My first book recommendation for Pride 2021 is one I picked up because it seemed to be haunting me by appearing everywhere I looked! Heartstopper by Alice Oseman is a series of graphic novels about two British teenage boys—openly gay Charlie and apparently straight Nick—navigating their burgeoning relationship.
Nick and Charlie both attend Truham Grammar School for Boys in England where they meet when placed together in the same form group. Nick is immediately friendly which sets Charlie on edge given that Nick has a reputation of being “one of the lads,” but they quickly develop a close friendship forged around Mario Kart and playing with Nick’s dog Nellie. Nick even convinces Charlie to join the school’s rugby team and defends him when the other players initially mock his thin physique.
Both boys soon develop obvious feelings for one another but neither is sure how to handle this. Charlie worries that he is letting himself in for inevitable heartache by falling for a straight boy, while Nick is confused about what his feelings mean because… He likes girls, right? As the two become closer, both Nick and Charlie have to figure out exactly where they want to go from here.
The first Heartstopper volume does end somewhat abruptly but I quickly picked up the second and third volumes from my local library and volume four was published in May. You can also read the entire series online for free on Tumblr, Tapas, or Webtoon. Alice Oseman has written several standalone novels that all take place in the same universe as Heartstopper with many shared characters; these include Solitaire, This Winter, and Nick and Charlie.

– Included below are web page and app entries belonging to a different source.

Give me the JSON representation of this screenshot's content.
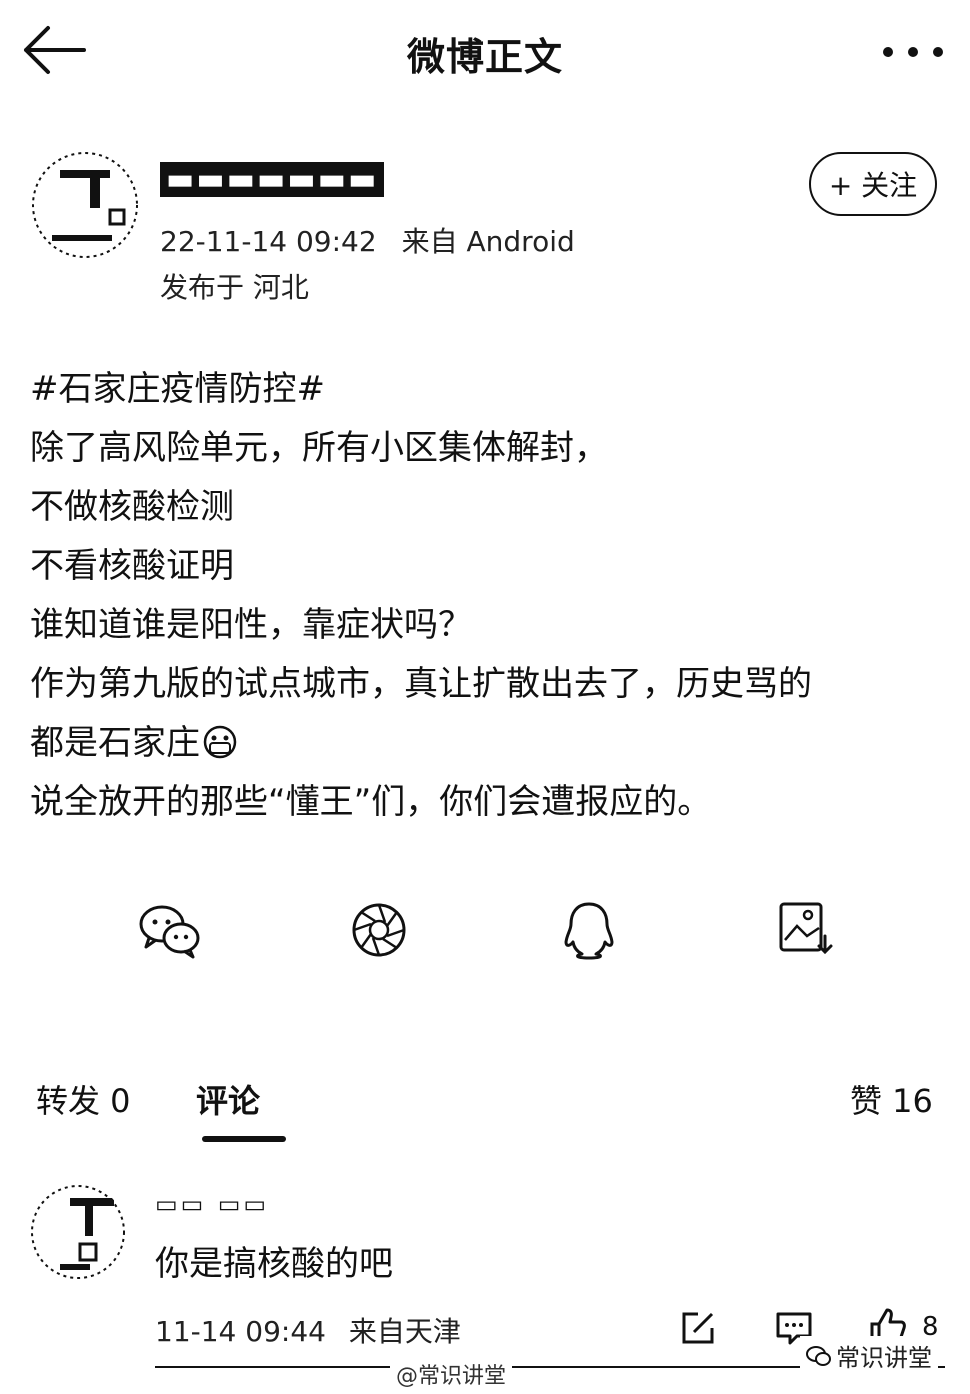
{
  "header": {
    "title": "微博正文",
    "back_icon": "arrow-left-icon",
    "more_icon": "more-dots-icon"
  },
  "post": {
    "author_name": "▬▬▬▬▬▬▬",
    "date": "22-11-14 09:42",
    "source": "来自 Android",
    "location": "发布于 河北",
    "follow_label": "+ 关注",
    "lines": [
      "#石家庄疫情防控#",
      "除了高风险单元，所有小区集体解封，",
      "不做核酸检测",
      "不看核酸证明",
      "谁知道谁是阳性，靠症状吗？",
      "作为第九版的试点城市，真让扩散出去了，历史骂的",
      "都是石家庄",
      "说全放开的那些“懂王”们，你们会遭报应的。"
    ],
    "emoji_icon": "mask-face-emoji-icon"
  },
  "share": {
    "icons": [
      "wechat-icon",
      "moments-icon",
      "qq-icon",
      "save-image-icon"
    ]
  },
  "stats": {
    "reposts_label": "转发 0",
    "comments_label": "评论",
    "likes_label": "赞 16"
  },
  "comment": {
    "user_name": "▭▭ ▭▭",
    "text": "你是搞核酸的吧",
    "time": "11-14 09:44",
    "from": "来自天津",
    "like_count": "8"
  },
  "watermark": {
    "left": "@常识讲堂",
    "right": "常识讲堂"
  }
}
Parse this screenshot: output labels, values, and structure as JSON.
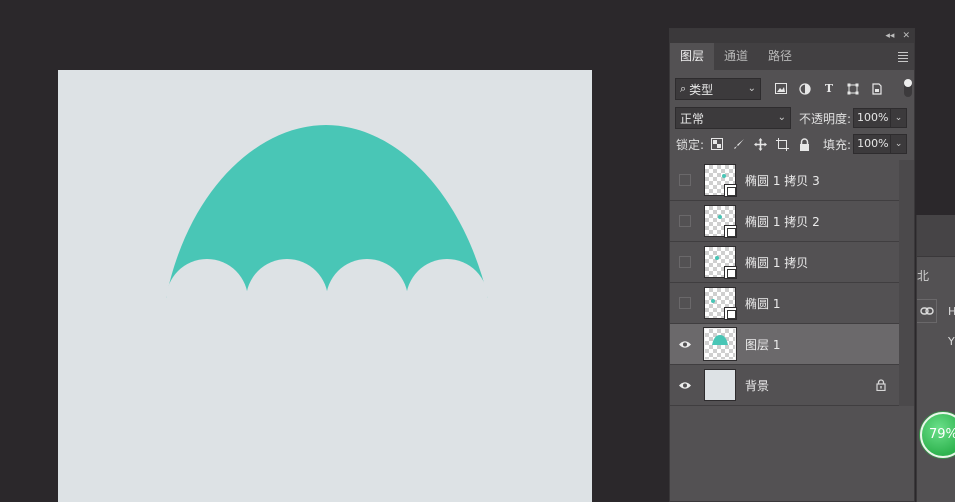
{
  "canvas": {
    "background": "#dde2e5",
    "shape_color": "#49c6b6"
  },
  "panel": {
    "tabs": [
      {
        "label": "图层",
        "active": true
      },
      {
        "label": "通道",
        "active": false
      },
      {
        "label": "路径",
        "active": false
      }
    ],
    "filter": {
      "value": "类型"
    },
    "blend": {
      "mode": "正常",
      "opacity_label": "不透明度:",
      "opacity": "100%"
    },
    "lock": {
      "label": "锁定:",
      "fill_label": "填充:",
      "fill": "100%"
    },
    "layers": [
      {
        "name": "椭圆 1 拷贝 3",
        "visible": false,
        "type": "shape"
      },
      {
        "name": "椭圆 1 拷贝 2",
        "visible": false,
        "type": "shape"
      },
      {
        "name": "椭圆 1 拷贝",
        "visible": false,
        "type": "shape"
      },
      {
        "name": "椭圆 1",
        "visible": false,
        "type": "shape"
      },
      {
        "name": "图层 1",
        "visible": true,
        "type": "pixel",
        "selected": true
      },
      {
        "name": "背景",
        "visible": true,
        "type": "background",
        "locked": true
      }
    ]
  },
  "properties_peek": {
    "text_cut": "北",
    "h_label": "H",
    "y_label": "Y"
  },
  "badge": {
    "text": "79%"
  }
}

I absolutely fell in love with Heartstopper, pretty much from the first page. Nick and Charlie are both wonderfully relatable characters and their friendship and subsequent romance are so cute. I went to an English grammar school so reading this brought back many nostalgic feelings too. The series has also recently been picked up by Netflix as an eight-episode live-action show that I hope will maintain the sweet and almost sappy nature of the graphic novels.